U.S. Attorney General Eric Holder announced the February 18 meeting from Paris on Sunday, where he joined an emergency conference on terrorism in the wake of a terror spree in France last week that killed 17 people.
"We must deal not only with holding accountable those people who would perpetrate such heinous acts. We must also deal with underlying causes that cause these things to occur, that somehow radicalize these people to take actions that we all find to be an affront to humanity," Holder said.
"We will bring together all of our allies to discuss ways in which we can counteract this violent extremism that exists around the world," he added.
In a statement, the White House said the meeting will highlight "best practices and emerging efforts" from several U.S. communities carrying out pilot programs to address extremism.
Lone wolf attacks
Speaking on CBS's Face the Nation program, Holder also said the “decimation” of core al-Qaida has reduced or eliminated that group's ability to carry out a 9/11-style attack, but he said affiliates like al-Qaida in the Arabian Peninsula have stepped in to try to inspire people to carry out smaller attacks.
“I think the possibility of such attacks exists in the United States,” he said.
“It is something that, frankly, keeps me up at night worrying about the lone wolf or a very small group of people who decide to get arms on their own and do what we saw in France this week,” Holder added.
However, Holder said Americans should feel secure with U.S. officials' efforts to prevent attacks by Islamist militants.
Interior and justice ministers from Europe and the U.S. gathered in Paris on Sunday, calling for increased Internet surveillance and stricter border security to counter attacks like the massacre at the Charlie Hebdo weekly newspaper. Journalists and police were reportedly targeted in the deadly shooting, raising questions about freedom of speech and of the press.
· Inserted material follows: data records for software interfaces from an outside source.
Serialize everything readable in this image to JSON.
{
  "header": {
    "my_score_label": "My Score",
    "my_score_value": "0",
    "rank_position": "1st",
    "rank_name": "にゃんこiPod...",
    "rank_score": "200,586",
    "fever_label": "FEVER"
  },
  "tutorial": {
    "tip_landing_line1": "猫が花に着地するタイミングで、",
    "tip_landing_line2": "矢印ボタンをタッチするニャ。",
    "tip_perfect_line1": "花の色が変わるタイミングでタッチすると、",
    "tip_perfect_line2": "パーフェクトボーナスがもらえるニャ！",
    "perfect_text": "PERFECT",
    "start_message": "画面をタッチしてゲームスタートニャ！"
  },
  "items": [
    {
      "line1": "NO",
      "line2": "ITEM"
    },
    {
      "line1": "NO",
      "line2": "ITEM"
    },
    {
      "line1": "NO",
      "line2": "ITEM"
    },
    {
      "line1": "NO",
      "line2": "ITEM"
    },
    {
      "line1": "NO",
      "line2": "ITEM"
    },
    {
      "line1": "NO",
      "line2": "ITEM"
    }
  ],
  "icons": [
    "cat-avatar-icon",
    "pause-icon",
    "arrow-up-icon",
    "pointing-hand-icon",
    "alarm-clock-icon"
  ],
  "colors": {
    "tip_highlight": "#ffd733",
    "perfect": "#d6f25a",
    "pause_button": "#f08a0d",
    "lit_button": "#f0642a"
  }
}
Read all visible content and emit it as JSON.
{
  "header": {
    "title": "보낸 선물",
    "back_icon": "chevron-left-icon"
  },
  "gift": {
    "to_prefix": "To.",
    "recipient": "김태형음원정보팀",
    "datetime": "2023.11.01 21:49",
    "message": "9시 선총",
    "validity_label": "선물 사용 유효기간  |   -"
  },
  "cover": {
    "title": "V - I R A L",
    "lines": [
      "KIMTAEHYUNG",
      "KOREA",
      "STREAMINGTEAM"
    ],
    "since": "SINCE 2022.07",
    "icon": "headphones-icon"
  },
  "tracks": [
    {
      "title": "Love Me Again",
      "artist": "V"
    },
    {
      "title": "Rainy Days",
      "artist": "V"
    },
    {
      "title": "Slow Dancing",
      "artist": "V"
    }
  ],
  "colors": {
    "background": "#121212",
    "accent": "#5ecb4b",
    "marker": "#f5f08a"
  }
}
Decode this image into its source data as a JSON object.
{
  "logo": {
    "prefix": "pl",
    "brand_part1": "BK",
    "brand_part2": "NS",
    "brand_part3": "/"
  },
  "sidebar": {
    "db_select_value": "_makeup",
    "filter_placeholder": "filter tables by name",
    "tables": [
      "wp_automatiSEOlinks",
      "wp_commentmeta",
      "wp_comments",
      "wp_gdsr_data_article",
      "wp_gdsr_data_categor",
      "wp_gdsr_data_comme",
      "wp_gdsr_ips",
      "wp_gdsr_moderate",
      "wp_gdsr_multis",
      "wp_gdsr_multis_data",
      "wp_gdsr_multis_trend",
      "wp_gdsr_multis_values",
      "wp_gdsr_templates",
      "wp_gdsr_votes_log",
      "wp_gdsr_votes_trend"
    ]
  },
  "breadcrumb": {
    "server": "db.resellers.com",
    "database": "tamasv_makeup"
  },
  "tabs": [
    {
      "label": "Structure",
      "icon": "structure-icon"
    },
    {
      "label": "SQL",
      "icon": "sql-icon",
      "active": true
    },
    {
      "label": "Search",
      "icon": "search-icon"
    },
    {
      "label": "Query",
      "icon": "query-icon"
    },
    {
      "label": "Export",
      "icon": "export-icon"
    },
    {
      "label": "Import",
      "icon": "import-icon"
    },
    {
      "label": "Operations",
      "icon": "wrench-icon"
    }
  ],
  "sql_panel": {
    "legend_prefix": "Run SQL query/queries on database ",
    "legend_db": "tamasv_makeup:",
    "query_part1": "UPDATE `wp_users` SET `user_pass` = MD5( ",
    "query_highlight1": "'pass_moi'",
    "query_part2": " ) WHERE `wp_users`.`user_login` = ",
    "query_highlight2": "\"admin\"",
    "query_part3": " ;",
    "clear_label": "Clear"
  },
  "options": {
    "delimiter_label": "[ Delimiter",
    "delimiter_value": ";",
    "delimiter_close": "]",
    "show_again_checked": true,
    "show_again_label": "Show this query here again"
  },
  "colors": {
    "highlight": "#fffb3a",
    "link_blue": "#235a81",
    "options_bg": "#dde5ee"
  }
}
French Interior Minister Bernard Cazeneuve, who convened the ministerial meeting, said Europe must improve information sharing across borders and better track passengers traveling between countries.
"We are convinced of the necessity of this system at a European level to monitor those who go to theatres of war to fight as terrorists and come back, and to fight against organized terrorist networks," Cazeneuve said.
Cazeneuve said that "fundamental liberties" would be still respected under increased surveillance measures.